World Cup 1962
Teams in qualifiers 56
Notable absentees Sweden
Golden Boot Garrincha, Vavá (Brazil), Leonel Sánchez (Chile), Drazan Jerkovic (Yugoslavia), Flórián Albert (Hungary), Valentin Ivanov (USSR) - 4
Stats A total of 89 goals were scored (2.78 per match); Brazil (14) scored the most
Format Four groups of four, with the top two progressing to the quarter-finals
Number of matches 32Innovations
• For once, FIFA resisted the temptation to tinker
• Brazil's Garrincha was sent off in the semi-finals and should have missed the final but the Brazilian FA managed to get his ban overturned by FIFA, who justified its decision on the grounds the player had been provoked by the crowd
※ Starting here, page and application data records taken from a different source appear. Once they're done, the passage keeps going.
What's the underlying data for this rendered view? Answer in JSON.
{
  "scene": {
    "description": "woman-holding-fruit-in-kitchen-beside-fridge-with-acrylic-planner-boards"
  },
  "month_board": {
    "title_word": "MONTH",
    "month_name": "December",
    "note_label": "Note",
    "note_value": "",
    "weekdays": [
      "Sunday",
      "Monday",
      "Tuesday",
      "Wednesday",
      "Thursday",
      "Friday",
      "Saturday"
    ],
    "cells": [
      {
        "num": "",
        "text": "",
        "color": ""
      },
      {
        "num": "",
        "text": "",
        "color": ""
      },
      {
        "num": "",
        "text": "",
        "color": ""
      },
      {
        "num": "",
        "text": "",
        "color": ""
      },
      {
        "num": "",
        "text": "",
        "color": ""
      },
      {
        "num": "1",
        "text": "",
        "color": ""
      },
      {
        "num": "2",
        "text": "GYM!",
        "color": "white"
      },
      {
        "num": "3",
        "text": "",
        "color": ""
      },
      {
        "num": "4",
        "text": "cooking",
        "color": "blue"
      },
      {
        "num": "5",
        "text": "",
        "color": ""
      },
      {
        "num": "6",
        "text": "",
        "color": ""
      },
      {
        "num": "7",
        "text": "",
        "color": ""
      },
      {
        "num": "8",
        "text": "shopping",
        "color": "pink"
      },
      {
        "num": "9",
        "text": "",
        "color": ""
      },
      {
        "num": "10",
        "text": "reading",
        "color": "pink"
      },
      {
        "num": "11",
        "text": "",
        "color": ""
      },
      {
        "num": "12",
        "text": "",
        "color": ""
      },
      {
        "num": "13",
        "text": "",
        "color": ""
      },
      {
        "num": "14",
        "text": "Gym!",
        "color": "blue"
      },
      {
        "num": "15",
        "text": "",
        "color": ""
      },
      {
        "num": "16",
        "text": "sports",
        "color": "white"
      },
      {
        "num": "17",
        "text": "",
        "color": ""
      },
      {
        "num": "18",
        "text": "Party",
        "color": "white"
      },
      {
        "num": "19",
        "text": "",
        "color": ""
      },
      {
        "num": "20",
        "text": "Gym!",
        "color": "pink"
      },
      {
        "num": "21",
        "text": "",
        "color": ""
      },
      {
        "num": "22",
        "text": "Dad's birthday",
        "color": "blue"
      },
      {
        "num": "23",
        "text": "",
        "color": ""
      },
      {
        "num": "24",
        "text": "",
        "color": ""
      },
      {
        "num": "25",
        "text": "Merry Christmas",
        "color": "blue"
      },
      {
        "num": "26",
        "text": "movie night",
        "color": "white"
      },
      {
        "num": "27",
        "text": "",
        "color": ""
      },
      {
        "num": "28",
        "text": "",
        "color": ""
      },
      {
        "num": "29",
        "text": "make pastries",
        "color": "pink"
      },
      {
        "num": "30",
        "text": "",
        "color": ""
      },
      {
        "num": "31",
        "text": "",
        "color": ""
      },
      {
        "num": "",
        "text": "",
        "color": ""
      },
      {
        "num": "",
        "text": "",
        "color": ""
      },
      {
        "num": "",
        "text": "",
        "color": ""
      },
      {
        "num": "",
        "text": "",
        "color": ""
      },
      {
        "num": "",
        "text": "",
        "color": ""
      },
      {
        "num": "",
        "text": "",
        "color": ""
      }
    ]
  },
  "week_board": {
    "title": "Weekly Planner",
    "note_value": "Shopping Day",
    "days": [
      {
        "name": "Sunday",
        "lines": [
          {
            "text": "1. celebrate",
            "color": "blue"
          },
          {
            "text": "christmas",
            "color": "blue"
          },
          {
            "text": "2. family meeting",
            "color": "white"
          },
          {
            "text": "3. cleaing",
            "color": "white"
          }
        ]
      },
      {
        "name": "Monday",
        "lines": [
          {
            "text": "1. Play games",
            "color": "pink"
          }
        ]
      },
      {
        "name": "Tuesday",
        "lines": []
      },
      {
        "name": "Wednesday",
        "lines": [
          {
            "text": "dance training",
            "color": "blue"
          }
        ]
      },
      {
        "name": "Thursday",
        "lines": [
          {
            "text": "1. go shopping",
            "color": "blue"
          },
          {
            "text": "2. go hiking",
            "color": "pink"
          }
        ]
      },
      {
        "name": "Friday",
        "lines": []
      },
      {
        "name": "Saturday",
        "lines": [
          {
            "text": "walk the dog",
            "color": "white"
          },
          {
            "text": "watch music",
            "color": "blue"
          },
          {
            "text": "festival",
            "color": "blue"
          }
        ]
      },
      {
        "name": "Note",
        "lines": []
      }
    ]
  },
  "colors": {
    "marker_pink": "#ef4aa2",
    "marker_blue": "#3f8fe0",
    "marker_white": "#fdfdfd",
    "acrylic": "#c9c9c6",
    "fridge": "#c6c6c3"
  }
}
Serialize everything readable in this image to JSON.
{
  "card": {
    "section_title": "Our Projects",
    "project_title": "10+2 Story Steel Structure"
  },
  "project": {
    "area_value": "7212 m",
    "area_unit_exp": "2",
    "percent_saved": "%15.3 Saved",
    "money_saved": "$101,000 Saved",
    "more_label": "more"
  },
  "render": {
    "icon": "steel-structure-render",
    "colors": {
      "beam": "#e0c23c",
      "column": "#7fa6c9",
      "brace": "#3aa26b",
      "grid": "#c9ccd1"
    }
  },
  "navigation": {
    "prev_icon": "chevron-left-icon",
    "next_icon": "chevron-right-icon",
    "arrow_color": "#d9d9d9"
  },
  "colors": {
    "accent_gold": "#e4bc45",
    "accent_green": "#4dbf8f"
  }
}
• The tournament was marred by a string of ill-tempered games in the group stage, the worst being the infamous 'Battle of Santiago' between Italy and hosts Chile. "I wasn't reffing a football match," referee Ken Aston said. "I was acting as an umpire in military manoeuvres"
• Two years before the start, Chile was hit by a massive earthquake. The president of the organising committee said: "Because we don't have anything, we will do everything in our power to rebuild." And they did
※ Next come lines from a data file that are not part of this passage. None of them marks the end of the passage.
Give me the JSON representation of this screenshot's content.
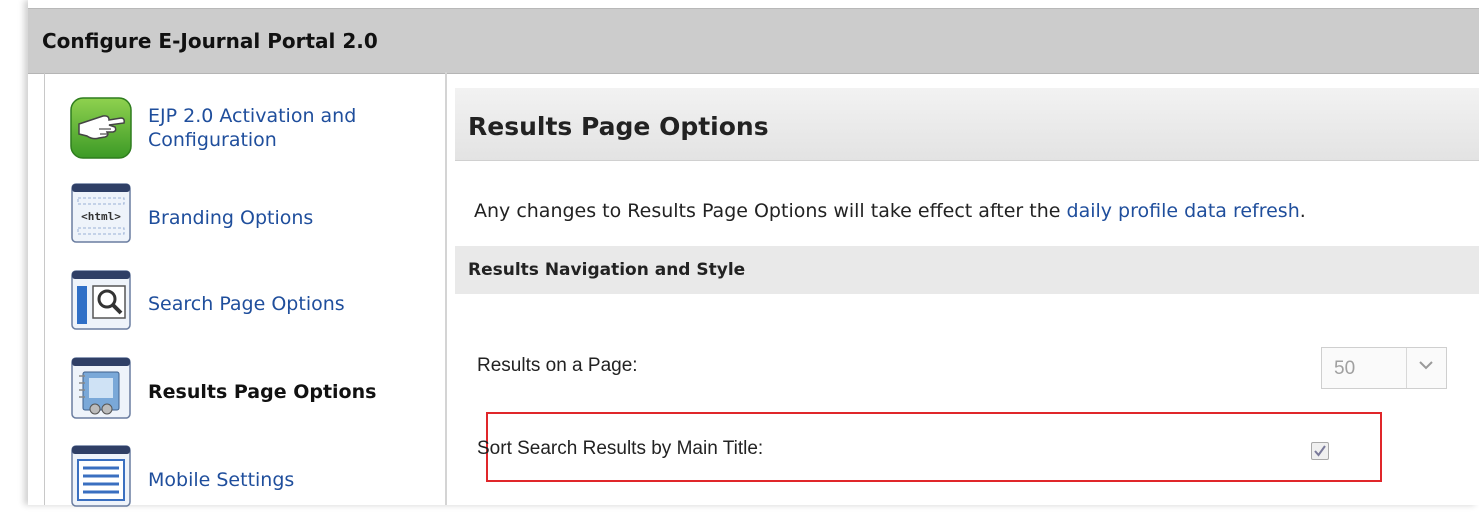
{
  "window": {
    "title": "Configure E-Journal Portal 2.0"
  },
  "sidebar": {
    "items": [
      {
        "label": "EJP 2.0 Activation and Configuration",
        "line1": "EJP 2.0 Activation and",
        "line2": "Configuration",
        "icon": "pointing-hand-icon",
        "active": false
      },
      {
        "label": "Branding Options",
        "icon": "html-window-icon",
        "active": false
      },
      {
        "label": "Search Page Options",
        "icon": "search-window-icon",
        "active": false
      },
      {
        "label": "Results Page Options",
        "icon": "results-notebook-icon",
        "active": true
      },
      {
        "label": "Mobile Settings",
        "icon": "mobile-list-icon",
        "active": false
      }
    ]
  },
  "main": {
    "section_title": "Results Page Options",
    "notice_prefix": "Any changes to Results Page Options will take effect after the ",
    "notice_link": "daily profile data refresh",
    "notice_suffix": ".",
    "subsection_title": "Results Navigation and Style",
    "options": {
      "results_per_page_label": "Results on a Page:",
      "results_per_page_value": "50",
      "sort_by_title_label": "Sort Search Results by Main Title:",
      "sort_by_title_checked": true
    }
  },
  "colors": {
    "link": "#1f4e9c",
    "highlight_border": "#e0262a",
    "title_bar": "#cccccc"
  }
}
• This World Cup was the last that was not televised live in Europe, just predating the arrival of the Telstar satellite
After two World Cup championships in Europe, FIFA decided that South America would be the host continent, and it was a straight shoot-out between Chile and Argentina.When Chile was wracked by earthquakes that killed thousands in 1960, Argentina looked favourites. But an impassioned call by President Dittborn won the day and the country's regeneration was led by the building of new stadiums in time for the tournament. Brazil, on somewhere approaching home soil and with almost the same squad as four years before, were undoubtedly favourites. Pelé, still only 21, had become the complete forward and Garrincha's development trajectory had been similar. Sweden, meanwhile, had been the highest-profile victims of a new qualifying process from which England had been the sole 'home nation' qualifiers. England qualified for the second round as runners-up to a Hungarian team that, in Florian Albert, had a player with many of the qualities of the 'Marvellous Magyars' of 1954. He scored the winner in the two nations' group meeting. Brazil eased out of their group, but not without cost. Pelé, who had been in shining form in the 2-0 opening win over Mexico, ripped a thigh muscle in the 0-0 draw with Czechoslovakia. He was to play no further part in the finals. Amarildo, however, was a decent replacement and became known as the 'White Pelé' for his efforts during the tournament. Garrincha and Vavá were also there to take up the goalscoring burden. The Chilean World Cup is now recognised as being one of the poorest tournaments in terms of football, a legacy in which no small a part was played by the disgraceful scenes that took place in Santiago when Chile met Italy. The game erupted into a flurry of kicks and punches and, though two Italians were sent off, it should have been many more. 'The Battle of Santiago' ended in a 2-0 victory for the hosts and a police escort for the players as they left the field prematurely. England met their nemesis in Garrincha in the quarter-finals. West Germany lost to Yugoslavia in revenge for successive quarter-final defeats in the last two tournaments as Sekularac pulled the strings. The Czechs, marshalled by left-half and captain Josef Masopust, squeezed past the Hungarians. In another surprise result for the hosts, they managed to beat highly-fancied Soviet Union. But there was to be no fairy story in the semi-final as the tried and tested combination of Garrincha and Vavá scored two goals each against them. For Garrincha, however, heartbreak looked in store after he was sent off for retaliation. Somehow, and perhaps with not a little greasing of palms, the Brazilian FA managed to get his ban for the final overturned by FIFA. The Czechs were their final opponents, having beaten Yugoslavia in the semi-final with a late surge in the last ten minutes. And a shock looked on the cards when Masopust made a burst past his attackers to put his team ahead on 15 minutes. It was not for long, though, as Amarildo rose to the occasion to score from a seemingly impossible angle. Czechoslovakia held on gamely and it would take a fantastic move started and finished by Zito in the 68th minute to break them. Vavá then became the first person to score in two finals when he capitalised on a goalkeeping mistake from Schrojf. The cup was Brazil's again. They had become only the second team to retain the trophy and it had largely been achieved without Pelé. Considering that Italy's double win of the 1930s was achieved at a time of stay-aways and pull-outs, no team had ever dominated the world scene like this before.